Grounds for Removing an Executor in Texas

By Jim Thomas

Under Texas law, you can be removed as the executor of an estate for a number of reasons, although your conduct must be quite egregious for removal. Even if you have an apparent conflict of interest between your duties as an executor and rights as a beneficiary, if designated as one in the will, a Texas court may be reluctant to remove you unless you have clearly failed to carry out your fiduciary duties of honesty and good faith toward both the creditors and beneficiaries of the estate.

Under Texas law, you can be removed as the executor of an estate for a number of reasons, although your conduct must be quite egregious for removal. Even if you have an apparent conflict of interest between your duties as an executor and rights as a beneficiary, if designated as one in the will, a Texas court may be reluctant to remove you unless you have clearly failed to carry out your fiduciary duties of honesty and good faith toward both the creditors and beneficiaries of the estate.

Failure to Perform Duties

Three of the six grounds for removal of an executor deal with a failure to perform required statutory duties. For example, you are required to file with the probate court an inventory of the estate's assets and a list of creditors' claims against the estate within 90 days, unless the court approves an extension of time. You also must file other required court documents in a timely manner.

Protect your loved ones by a legally binding will. Make a Will Online Now

Gross Misconduct

Two of the six grounds to remove an executor are for egregious misconduct. If there is sufficient evidence to believe you have "misapplied or embezzled," or are about to misapply or embezzle, property under your control, you can be removed. Similarly, if you are proven to be guilty of gross misconduct or gross mismanagement in the performance of your duties, you can be removed. The Texas Supreme Court emphasizes the use of the word "gross" in the statutes, setting a high bar for those who wish to challenge and oust an executor.

Incapacity

If an executor is incapacitated and can't properly perform his duties, removal can occur. If you are convicted and sentenced to a penitentiary, you are considered incapable of serving under Texas law. Although not explicitly cited as a conviction in Texas's probate code, a court may consider you legally incapacitated if you are too ill to carry out your duties or suffering from dementia.

Conflicts of Interest

The Texas Supreme Court held that a potential conflict of interest is not enough to oust an executor. Since spouses and family members are commonly appointed as executors of an estate and named as beneficiaries, executors frequently have an apparent conflict of interest. If such status was enough for removal, it would undermine the right of the deceased to name a family member as executor and interfere with the executor's ability to carry out his duties. For these reasons, a potential conflict does not equal actual misconduct.

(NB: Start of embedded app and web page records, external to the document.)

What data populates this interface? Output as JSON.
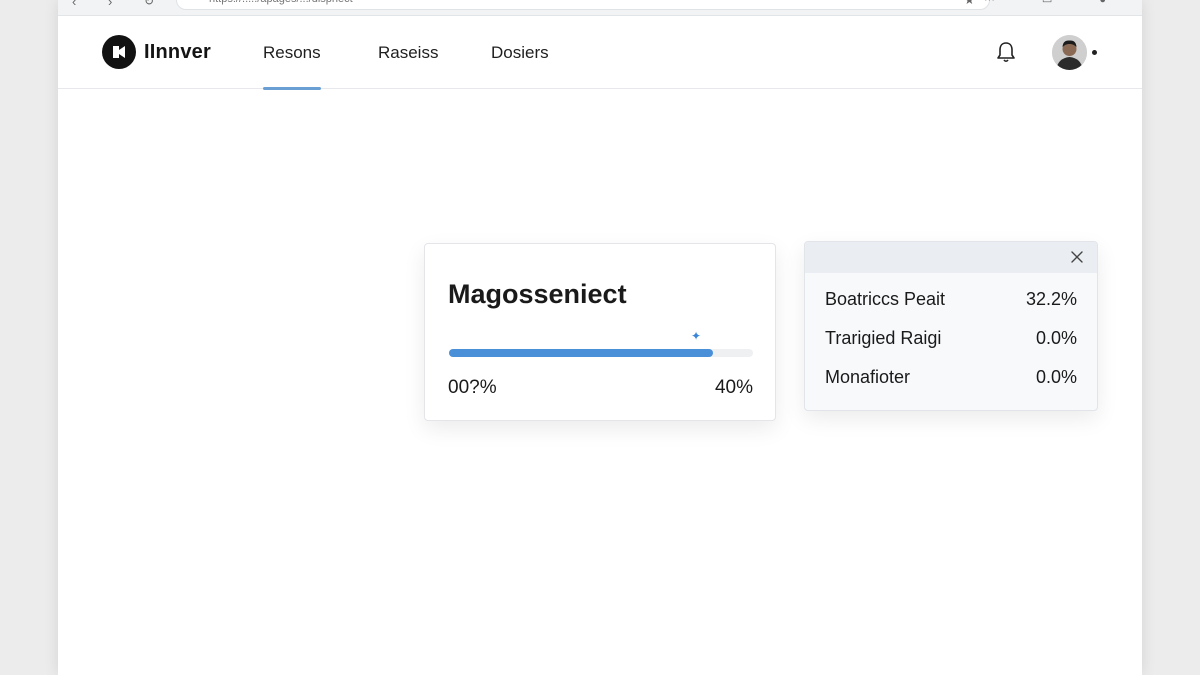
{
  "browser": {
    "url": "https://...../apages/.../dispnect",
    "nav_icons": "‹ ›",
    "reload_icon": "reload-icon",
    "tools_icons": "⋯ ▭ ●"
  },
  "app": {
    "name": "IInnver",
    "nav": [
      {
        "label": "Resons",
        "active": true
      },
      {
        "label": "Raseiss",
        "active": false
      },
      {
        "label": "Dosiers",
        "active": false
      }
    ],
    "accent_color": "#6a9fd4"
  },
  "progress_card": {
    "title": "Magosseniect",
    "progress_fraction": 0.87,
    "start_label": "00?%",
    "end_label": "40%",
    "bar_color": "#4a90d9"
  },
  "stats_panel": {
    "rows": [
      {
        "label": "Boatriccs Peait",
        "value": "32.2%"
      },
      {
        "label": "Trarigied Raigi",
        "value": "0.0%"
      },
      {
        "label": "Monafioter",
        "value": "0.0%"
      }
    ]
  }
}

Protect your loved ones by a legally binding will. Make a Will Online Now
Reasons to Remove an Executor in PA

References

Related articles

Can the Beneficiary Be the Executor of a Will?

Most states do not have any laws against a beneficiary in a will also serving as the executor, or the person charged with overseeing the probate process. In fact, the situation is not uncommon. However, there are several practical considerations to take into account if you name an executor who will also inherit under the terms of your will.

What if the Executor of a Will Is Dead?

The person you name in your will to manage your estate is called the executor. Other terms include fiduciary or personal representative. This person's duties include gathering your assets, paying taxes and bills owed by your estate and distributing the remaining assets to your beneficiaries according to the terms of your will. If the person you named as the executor is not available or is unwilling to serve for any reason, your state's laws allow the court to appoint someone else as executor.

Executors in Wills

The executor is the person appointed by the court to administer an estate. Usually the court appoints the executor named in the will, unless that person is disqualified. If you do not name an executor in your will, the court will decide whom to appoint. Avoid the court making this important decision by choosing a qualified executor and alternative, thoroughly discussing the executor’s substantial responsibilities with the people you plan to name and making sure they are comfortable accepting the job.

LegalZoom. Legal help is here. Start Here. Wills. Trusts. Attorney help.

Related articles

Can I Fire the Executor of My Uncle's Will?

Once the probate court has designated an executor to your uncle’s will, it will not likely remove that person ...

Failure to Execute Fiduciary Responsibilities as an Executor of a Will

An executor is not guilty of misconduct if he does not get along with the will’s beneficiaries or puts the ...

What Happens if an Executor Refuses to Probate?

An executor has a duty to act in the best interest of the estate, and refusing to probate an estate may be cause for ...

How to Remove an Executor From a Will in the Commonwealth of Massachusetts

A Personal Representative, or Executor, is appointed by the court in a probate proceeding to protect the assets of the ...

Browse by category